Your task
Take the entries below and reproduce them word for word.

Data under study
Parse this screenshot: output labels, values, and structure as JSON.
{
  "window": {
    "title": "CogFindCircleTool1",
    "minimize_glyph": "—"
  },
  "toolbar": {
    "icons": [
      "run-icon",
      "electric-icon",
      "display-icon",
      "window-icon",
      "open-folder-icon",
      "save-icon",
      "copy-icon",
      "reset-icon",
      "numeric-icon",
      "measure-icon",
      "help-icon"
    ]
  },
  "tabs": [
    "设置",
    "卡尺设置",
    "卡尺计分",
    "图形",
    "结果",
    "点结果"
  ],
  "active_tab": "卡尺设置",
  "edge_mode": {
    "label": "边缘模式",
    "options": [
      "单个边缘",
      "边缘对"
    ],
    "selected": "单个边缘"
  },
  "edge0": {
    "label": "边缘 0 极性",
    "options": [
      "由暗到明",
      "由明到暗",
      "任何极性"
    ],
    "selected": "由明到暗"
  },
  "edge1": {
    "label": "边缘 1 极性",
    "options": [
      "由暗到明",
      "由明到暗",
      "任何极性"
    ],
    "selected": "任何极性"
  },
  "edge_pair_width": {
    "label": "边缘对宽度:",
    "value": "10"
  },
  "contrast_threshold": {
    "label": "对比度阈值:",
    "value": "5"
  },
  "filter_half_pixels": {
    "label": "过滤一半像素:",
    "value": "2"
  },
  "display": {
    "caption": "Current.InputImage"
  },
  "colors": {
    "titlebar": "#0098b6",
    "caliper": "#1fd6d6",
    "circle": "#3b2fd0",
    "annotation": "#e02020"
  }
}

Solution to the problem
Parse this screenshot: output labels, values, and structure as JSON.
{
  "window": {
    "title": "CogFindCircleTool1",
    "minimize_glyph": "—"
  },
  "toolbar": {
    "icons": [
      "run-icon",
      "electric-icon",
      "display-icon",
      "window-icon",
      "open-folder-icon",
      "save-icon",
      "copy-icon",
      "reset-icon",
      "numeric-icon",
      "measure-icon",
      "help-icon"
    ]
  },
  "tabs": [
    "设置",
    "卡尺设置",
    "卡尺计分",
    "图形",
    "结果",
    "点结果"
  ],
  "active_tab": "卡尺设置",
  "edge_mode": {
    "label": "边缘模式",
    "options": [
      "单个边缘",
      "边缘对"
    ],
    "selected": "单个边缘"
  },
  "edge0": {
    "label": "边缘 0 极性",
    "options": [
      "由暗到明",
      "由明到暗",
      "任何极性"
    ],
    "selected": "由明到暗"
  },
  "edge1": {
    "label": "边缘 1 极性",
    "options": [
      "由暗到明",
      "由明到暗",
      "任何极性"
    ],
    "selected": "任何极性"
  },
  "edge_pair_width": {
    "label": "边缘对宽度:",
    "value": "10"
  },
  "contrast_threshold": {
    "label": "对比度阈值:",
    "value": "5"
  },
  "filter_half_pixels": {
    "label": "过滤一半像素:",
    "value": "2"
  },
  "display": {
    "caption": "Current.InputImage"
  },
  "colors": {
    "titlebar": "#0098b6",
    "caliper": "#1fd6d6",
    "circle": "#3b2fd0",
    "annotation": "#e02020"
  }
}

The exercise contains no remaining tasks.